PowerHA Installs Exceed 2,000 Globally, IBM Says
February 19, 2013 Alex Woodie
More than 2,000 customers around the world are using PowerHA SystemMirror for IBM i, says Steve Finnes, IBM‘s worldwide product offering manager for PowerHA on AIX and IBM i. And with new HA capabilities for small and midsize businesses arriving with the IBM i 7.1 TR6 release of the software, the number of customers running PowerHA on smaller systems like the Power 720 is likely to grow.

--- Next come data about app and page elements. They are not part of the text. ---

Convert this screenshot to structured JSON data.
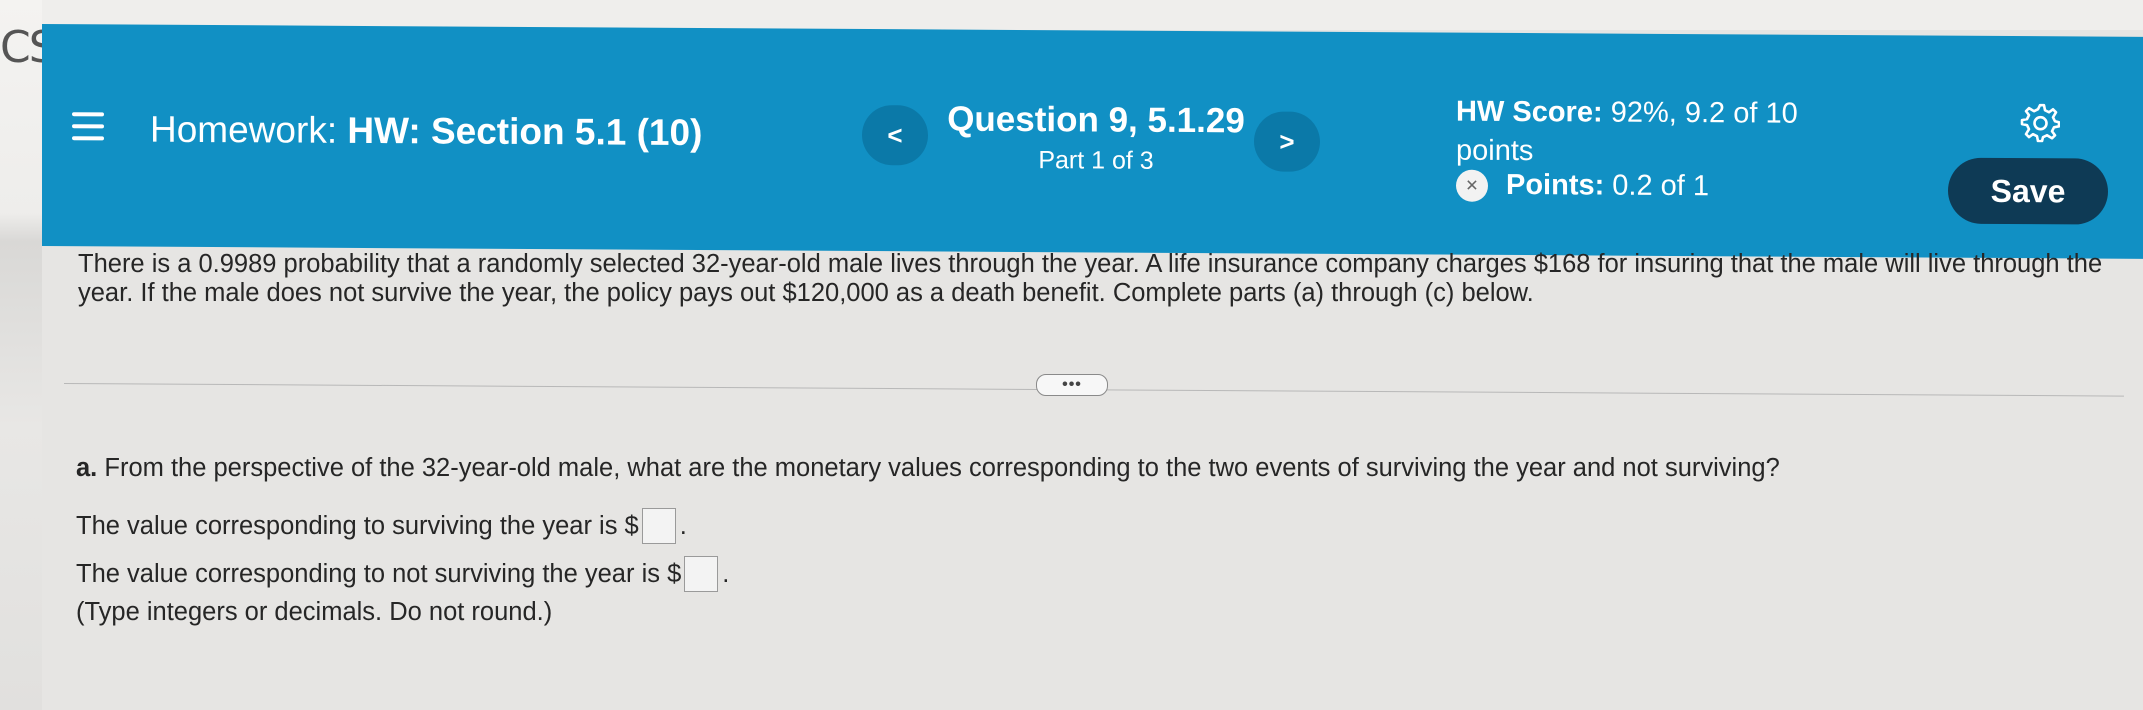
{
  "side_mark": "CS",
  "header": {
    "homework_prefix": "Homework:",
    "homework_title": "HW: Section 5.1 (10)",
    "prev_label": "<",
    "next_label": ">",
    "question_title": "Question 9, 5.1.29",
    "question_part": "Part 1 of 3",
    "hw_score_label": "HW Score:",
    "hw_score_value": "92%, 9.2 of 10",
    "hw_score_unit": "points",
    "points_label": "Points:",
    "points_value": "0.2 of 1",
    "save_label": "Save"
  },
  "problem": {
    "statement": "There is a 0.9989 probability that a randomly selected 32-year-old male lives through the year. A life insurance company charges $168 for insuring that the male will live through the year. If the male does not survive the year, the policy pays out $120,000 as a death benefit. Complete parts (a) through (c) below."
  },
  "expand_label": "•••",
  "part_a": {
    "letter": "a.",
    "question": "From the perspective of the 32-year-old male, what are the monetary values corresponding to the two events of surviving the year and not surviving?",
    "line1_prefix": "The value corresponding to surviving the year is $",
    "line1_suffix": ".",
    "line1_value": "",
    "line2_prefix": "The value corresponding to not surviving the year is $",
    "line2_suffix": ".",
    "line2_value": "",
    "hint": "(Type integers or decimals. Do not round.)"
  },
  "colors": {
    "header_bg": "#1190c4",
    "save_bg": "#0e3a55",
    "page_bg": "#e6e5e3"
  },
  "icons": [
    "menu-icon",
    "chevron-left-icon",
    "chevron-right-icon",
    "partial-credit-icon",
    "gear-icon"
  ]
}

PowerHA SystemMirror for IBM i is one product, but it actually refers to a variety of protection schemes that utilize different data replication mechanisms and are aimed at companies of varying sizes. For example, large enterprises that have more than 2 TB of IBM i stored on large IBM SANs will likely utilize the Global Mirror or Metro Mirror feature of PowerHA Enterprise Edition, which utilizes data replication mechanisms built into big SANs like the DS8000.
Meanwhile, smaller shops with less than 2 TB of data will likely be pointed to the geographic mirroring functionality of PowerHA Standard Edition, which works with internal DASD and utilizes an IP-based replication protocol and which consumes CPW on the IBM i server itself. (Geographic mirroring can also be used with external storage, which adds to the confusion of this complex offering, but mostly it’s used with internal disk, according to Finnes.)
The variety of protection schemes available to smaller shops increases with the upcoming launch of the TR6 version of PowerHA, which brings support for LUN-level switching capabilities in smaller SANs, including the Storwize V3700, Storwize V7000, and Storwize SAN Volume Controller (SVC).
LUN-level switching allows customers to failover–or vary production workloads on and off–between two or more IBM i application servers that are connected to a single database hosted in an iASP residing on a SAN. This HA topology actually doesn’t use replication at all, and is a model that’s more prevalent in the open systems world. Up to this point, LUN-level switching has only been available with PowerHA on big SANs like the DS8000. For more on this, see “PowerHA Brings New Data Protection Options For Midsize Shops” in yesterday’s issue of The Four Hundred.
Finnes says LUN-level switching will bring another HA option to smaller IBM i shops with smaller IT budgets. “With the Storwize V3700, and its price point, it really opens up the storage technology capabilities to a much, much wider audience,” he says.
A low starting price point also gives IBM an advantage in building out its PowerHA for IBM i business. IBM offers three tiers for both PowerHA IBM i editions, segmented into small, medium, and large. Pricing for Standard Edition is $2,500 per processor core for the small tier, $3,500 per core for the medium tier, and $4,500 for the large tier. Pricing for Enterprise Edition is $3,250 per core for the small tier, $5,000 per core for the medium tier, and $6,500 per core for the large tier.
Finnes says he has plenty of IBM i customers running PowerHA Standard Edition on a single core of a Model 720 server, thereby giving them protection for a starting price of $5,000. And of those 2,000 PowerHA for IBM i customers worldwide, the Model 720 is the most popular machine, Finnes says.
As more customers consider external storage, the adoption rate of PowerHA will continue to rise, Finnes says. “I think a lot of our clients are choosing to go the [external] storage route,” he says. “Once you’ve gone the storage route, in all likelihood, you’re going to use storage replication services.”
So if you thought that PowerHA was only a solution for the biggest IBM i shops, think again. The biggest chunk of PowerHA customers actually run on the smallest Power Systems server and that trend will likely continue.